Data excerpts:
——

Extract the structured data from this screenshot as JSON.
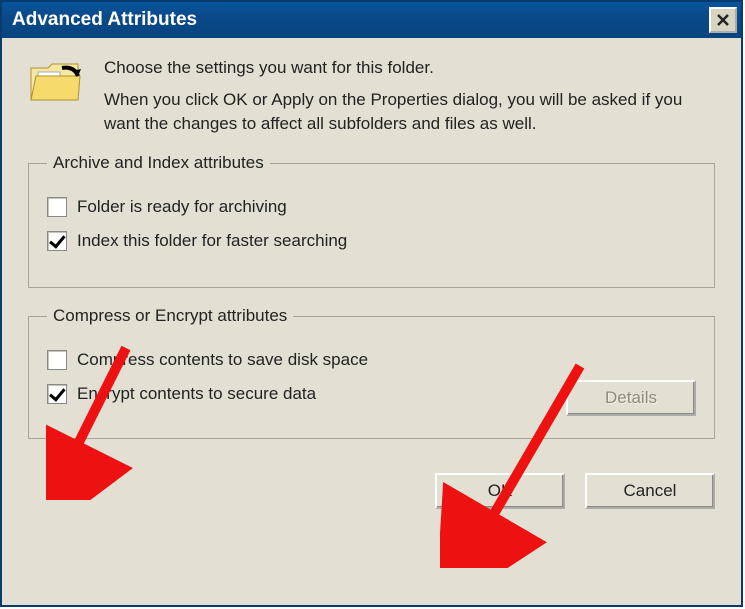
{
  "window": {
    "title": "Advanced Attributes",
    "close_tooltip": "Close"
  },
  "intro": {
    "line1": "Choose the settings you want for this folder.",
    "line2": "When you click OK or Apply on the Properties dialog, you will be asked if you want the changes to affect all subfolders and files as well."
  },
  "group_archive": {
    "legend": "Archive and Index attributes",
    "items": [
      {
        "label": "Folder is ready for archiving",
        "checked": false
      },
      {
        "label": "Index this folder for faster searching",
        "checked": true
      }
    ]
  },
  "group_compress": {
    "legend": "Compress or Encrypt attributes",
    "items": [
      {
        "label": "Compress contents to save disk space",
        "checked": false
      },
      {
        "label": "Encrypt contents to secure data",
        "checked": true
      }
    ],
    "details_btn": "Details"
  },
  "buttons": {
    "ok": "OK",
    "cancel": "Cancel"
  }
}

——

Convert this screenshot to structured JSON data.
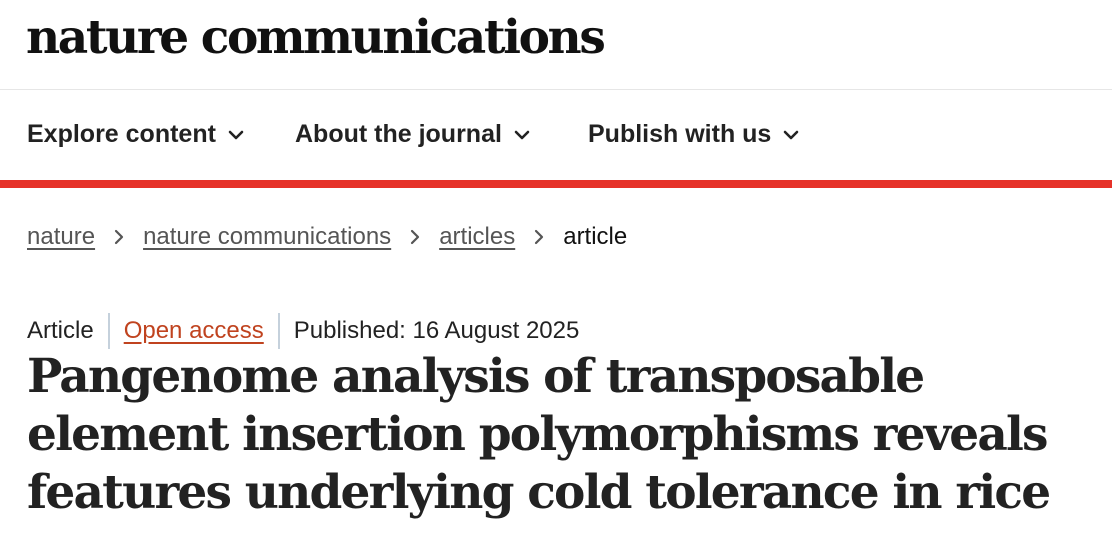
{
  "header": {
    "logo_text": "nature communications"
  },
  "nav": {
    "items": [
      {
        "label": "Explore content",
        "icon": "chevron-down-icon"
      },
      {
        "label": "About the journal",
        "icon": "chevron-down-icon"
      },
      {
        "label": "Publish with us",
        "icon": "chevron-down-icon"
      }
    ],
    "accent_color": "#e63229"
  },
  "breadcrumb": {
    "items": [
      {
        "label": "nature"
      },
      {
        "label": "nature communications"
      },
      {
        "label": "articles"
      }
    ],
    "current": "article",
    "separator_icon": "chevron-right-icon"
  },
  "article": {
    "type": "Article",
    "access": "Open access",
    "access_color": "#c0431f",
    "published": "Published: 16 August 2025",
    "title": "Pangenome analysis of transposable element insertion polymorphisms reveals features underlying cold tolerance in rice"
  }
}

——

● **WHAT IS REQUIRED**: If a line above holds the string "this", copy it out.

● **EXERCISE OUTPUT**:
Extract the structured data from this screenshot as JSON.
    "line1": "Choose the settings you want for this folder.",
        "label": "Index this folder for faster searching",
Convert this screenshot to structured JSON data.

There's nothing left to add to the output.